Clorica will wash the atrium and ground-floor windows the evening of June 23.

Please clear all items from in front of windows on days work is scheduled for your floor. Contact Enixe Castro at x2798 with questions.

In the News

Another glimpse of 'new physics' at the LHC?

From Discovery News, June 7, 2014

The Large Hadron Collider (LHC) is currently on the long road to re-start, but for physicists poring over the huge wealth of data stored from countless trillions of particle collisions already carried out by the world's most powerful particle accelerator, the work never paused.

And this week, at the LHC Physics meeting in New York City, researchers who are currently analyzing data from one of the LHC's seven detectors announced an intriguing finding. As reported by Symmetry Magazine, the finding — which isn't quite a discovery (yet) — focuses on the production of electrons, muons and taus in the post-collision soup of particles that are produced inside the LHCb detector.

Read more

Press Release

Kids invited to Wave Like a Particle and Swing Like a Neutrino at new outdoor exhibits

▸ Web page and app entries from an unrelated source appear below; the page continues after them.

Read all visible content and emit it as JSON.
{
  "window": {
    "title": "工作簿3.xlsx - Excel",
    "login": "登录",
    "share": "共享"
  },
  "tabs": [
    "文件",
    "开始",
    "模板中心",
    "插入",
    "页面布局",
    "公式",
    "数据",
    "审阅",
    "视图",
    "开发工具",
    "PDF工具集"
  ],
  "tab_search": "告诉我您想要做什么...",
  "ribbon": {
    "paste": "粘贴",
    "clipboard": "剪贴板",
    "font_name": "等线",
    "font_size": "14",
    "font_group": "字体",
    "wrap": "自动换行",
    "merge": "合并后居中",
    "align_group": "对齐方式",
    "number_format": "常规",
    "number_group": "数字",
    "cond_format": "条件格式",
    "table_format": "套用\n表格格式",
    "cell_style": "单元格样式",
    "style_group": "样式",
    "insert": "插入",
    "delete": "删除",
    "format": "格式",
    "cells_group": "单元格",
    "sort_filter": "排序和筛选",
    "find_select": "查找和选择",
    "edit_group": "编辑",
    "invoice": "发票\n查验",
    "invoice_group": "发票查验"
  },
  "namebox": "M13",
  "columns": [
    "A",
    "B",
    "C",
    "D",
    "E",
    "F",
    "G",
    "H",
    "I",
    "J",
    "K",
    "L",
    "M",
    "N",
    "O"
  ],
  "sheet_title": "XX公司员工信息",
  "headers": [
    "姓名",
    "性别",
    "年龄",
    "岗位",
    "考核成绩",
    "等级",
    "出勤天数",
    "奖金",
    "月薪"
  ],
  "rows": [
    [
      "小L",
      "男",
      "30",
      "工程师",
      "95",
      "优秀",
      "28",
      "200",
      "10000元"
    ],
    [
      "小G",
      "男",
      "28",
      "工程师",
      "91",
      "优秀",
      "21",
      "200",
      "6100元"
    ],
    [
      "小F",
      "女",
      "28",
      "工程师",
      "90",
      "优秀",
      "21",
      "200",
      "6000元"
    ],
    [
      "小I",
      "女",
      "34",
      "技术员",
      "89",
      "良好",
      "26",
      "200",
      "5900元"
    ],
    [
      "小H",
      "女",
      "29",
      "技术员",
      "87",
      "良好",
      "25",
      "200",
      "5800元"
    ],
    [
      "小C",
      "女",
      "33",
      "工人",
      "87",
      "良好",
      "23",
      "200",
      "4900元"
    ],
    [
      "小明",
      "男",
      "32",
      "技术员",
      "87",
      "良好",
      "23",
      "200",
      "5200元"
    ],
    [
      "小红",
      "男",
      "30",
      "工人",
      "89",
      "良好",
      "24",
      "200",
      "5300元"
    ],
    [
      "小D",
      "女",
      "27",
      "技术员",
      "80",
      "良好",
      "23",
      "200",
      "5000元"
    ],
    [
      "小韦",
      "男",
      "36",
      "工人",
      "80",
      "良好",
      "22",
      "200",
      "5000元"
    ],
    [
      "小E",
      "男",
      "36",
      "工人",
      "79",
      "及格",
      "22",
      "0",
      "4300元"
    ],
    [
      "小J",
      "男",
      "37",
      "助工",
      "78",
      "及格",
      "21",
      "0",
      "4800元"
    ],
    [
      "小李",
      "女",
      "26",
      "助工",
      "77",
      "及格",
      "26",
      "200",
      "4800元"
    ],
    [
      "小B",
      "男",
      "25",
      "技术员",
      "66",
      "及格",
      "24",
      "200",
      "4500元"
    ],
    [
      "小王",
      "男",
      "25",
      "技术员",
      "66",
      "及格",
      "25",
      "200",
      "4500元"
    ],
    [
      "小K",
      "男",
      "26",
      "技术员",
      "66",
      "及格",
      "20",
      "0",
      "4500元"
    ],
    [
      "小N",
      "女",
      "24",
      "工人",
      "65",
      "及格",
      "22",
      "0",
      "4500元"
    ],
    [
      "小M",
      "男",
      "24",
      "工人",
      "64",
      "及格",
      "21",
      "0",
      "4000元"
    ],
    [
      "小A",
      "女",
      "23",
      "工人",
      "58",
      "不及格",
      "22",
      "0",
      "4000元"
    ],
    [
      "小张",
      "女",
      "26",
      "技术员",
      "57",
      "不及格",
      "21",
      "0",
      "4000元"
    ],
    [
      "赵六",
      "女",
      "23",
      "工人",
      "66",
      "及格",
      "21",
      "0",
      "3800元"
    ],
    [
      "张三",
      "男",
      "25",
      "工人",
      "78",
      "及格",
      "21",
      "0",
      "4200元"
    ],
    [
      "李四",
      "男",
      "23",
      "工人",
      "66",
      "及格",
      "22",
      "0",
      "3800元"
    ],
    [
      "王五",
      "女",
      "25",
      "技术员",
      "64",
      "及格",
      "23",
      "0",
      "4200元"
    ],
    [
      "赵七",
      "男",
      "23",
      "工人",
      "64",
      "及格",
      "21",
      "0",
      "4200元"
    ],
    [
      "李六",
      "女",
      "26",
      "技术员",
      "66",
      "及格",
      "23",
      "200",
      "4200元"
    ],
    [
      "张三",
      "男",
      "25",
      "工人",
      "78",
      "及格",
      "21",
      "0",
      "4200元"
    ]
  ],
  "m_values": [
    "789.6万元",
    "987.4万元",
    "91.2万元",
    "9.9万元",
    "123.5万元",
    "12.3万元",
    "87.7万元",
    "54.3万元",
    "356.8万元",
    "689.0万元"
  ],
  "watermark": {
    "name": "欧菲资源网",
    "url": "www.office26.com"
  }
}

Pi poles are part of a new exhibit for kids at the Lederman Science Center. Photo: Cindy Arnold

If you want to get children interested in the fundamentals of science, there's nothing like letting them experience the phenomena first-hand. If you can make it fun at the same time, you have a formula for success.

That's the thinking behind Fermilab's in-progress outdoor physics exhibits, located near the Lederman Science Center. The Fermilab Education Office has just unveiled the latest exhibits, which allow kids to learn about basic principles of physics while playing in the sunshine.

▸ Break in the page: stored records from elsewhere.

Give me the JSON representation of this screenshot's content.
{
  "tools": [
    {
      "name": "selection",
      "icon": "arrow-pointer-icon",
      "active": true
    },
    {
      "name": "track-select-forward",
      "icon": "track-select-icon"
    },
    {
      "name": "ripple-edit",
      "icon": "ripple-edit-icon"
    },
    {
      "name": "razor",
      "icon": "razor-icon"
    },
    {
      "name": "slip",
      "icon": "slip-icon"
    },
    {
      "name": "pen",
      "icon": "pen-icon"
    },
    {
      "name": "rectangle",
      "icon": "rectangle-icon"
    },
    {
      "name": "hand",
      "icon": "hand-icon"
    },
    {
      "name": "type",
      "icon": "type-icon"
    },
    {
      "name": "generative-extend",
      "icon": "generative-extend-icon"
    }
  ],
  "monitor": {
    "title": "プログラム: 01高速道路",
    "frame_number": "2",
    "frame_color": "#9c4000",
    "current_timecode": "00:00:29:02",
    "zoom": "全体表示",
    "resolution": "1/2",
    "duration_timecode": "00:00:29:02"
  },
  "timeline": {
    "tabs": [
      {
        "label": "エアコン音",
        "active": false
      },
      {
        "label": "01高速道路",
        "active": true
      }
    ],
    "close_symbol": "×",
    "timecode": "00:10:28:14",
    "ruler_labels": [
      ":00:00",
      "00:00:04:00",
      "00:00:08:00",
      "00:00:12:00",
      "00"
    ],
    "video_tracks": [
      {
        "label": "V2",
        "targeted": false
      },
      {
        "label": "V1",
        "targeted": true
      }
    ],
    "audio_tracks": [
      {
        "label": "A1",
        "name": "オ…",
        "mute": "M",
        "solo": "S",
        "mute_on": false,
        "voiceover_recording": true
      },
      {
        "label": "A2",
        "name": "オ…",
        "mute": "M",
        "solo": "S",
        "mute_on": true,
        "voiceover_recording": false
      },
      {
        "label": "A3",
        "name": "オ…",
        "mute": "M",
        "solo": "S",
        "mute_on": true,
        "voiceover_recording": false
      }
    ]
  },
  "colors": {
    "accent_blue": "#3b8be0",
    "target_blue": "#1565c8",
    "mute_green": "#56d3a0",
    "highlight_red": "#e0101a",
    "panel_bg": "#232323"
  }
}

Read more

Video of the Day

Big mysteries: extra dimensions

The weakness of gravity compared to the other subatomic forces is a real mystery. One credible solution is that gravity has access to more spatial dimensions than the other three known forces. In this video, CMS Education and Outreach Coordinator Don Lincoln describes the idea, with the help of some urbane characters. View the video. Video: Fermilab
Photos of the Day

Snapping turtle plods along

A snapping turtle crawls along Pine Street. Photo: Charles Orozco, TD
Its face is inscrutable. Photo: Charles Orozco, TD

In memoriam: Linda Alsip

Fermilab retiree Linda Alsip passed away on Sunday, June 8, at the age of 64.

Alsip came to Fermilab in 1980 and worked as a senior technician and fabrication specialist in the Technical Division Quality and Materials Department. She retired from Fermilab in 2012.

"It was a pleasure to have known and worked with Linda for the past 33 years," said John Zweibohmer, TD. "She was very good at her job and one of the people you could count on to get the work done without a lot of fanfare. She was also just a great person."

A visitation for Alsip will be held today from 4-8 p.m. at the Daleiden Mortuary, 220 N. Lake St in Aurora.

Read Alsip's obituary.

In the News

EXO-200 narrows its search for Majorana neutrinos

From Physics World, June 11, 2014

The first two years of data from the Enriched Xenon Observatory-200 (EXO-200) have been released by an international collaboration of physicists. The experiment looks for evidence of a process known as "neutrinoless double beta decay", in a sample of isotopically enriched xenon-136. While the EXO-200 collaboration has not yet found any statistically significant evidence for the decay process, they have put an improved lower limit on the half-life of the decay.

Read more


Today's New Announcements

New updates available for Mac computers - June 12

Service Desk in Wilson Hall under construction today and tomorrow

Int'l folk dancing cancelled today; in Ramsey June 19

The CIE + Cisco EIR Innovation Challenge - due June 15

Martial Arts - register by June 16

Register for next week's FIFE Offline Computing Workshop - June 16-17

Strength Training by Bod Squad - register by June 17

Scottish country dancing moves to Ramsey June 17

Zumba Toning - register by June 17

Zumba Fitness - register by June 19

Planning to attend DASTOW on June 20?

Fermilab Lecture Series presents Particle Fever with Q&A - June 20

Study of Genesis through Ancient Eyes begins June 24

Wilson Hall EBS customers to use the Managed Print Service

FermiWorks training for managers

Registering your personal device to access the Fermilab network

Fermi pool memberships

Outdoor soccer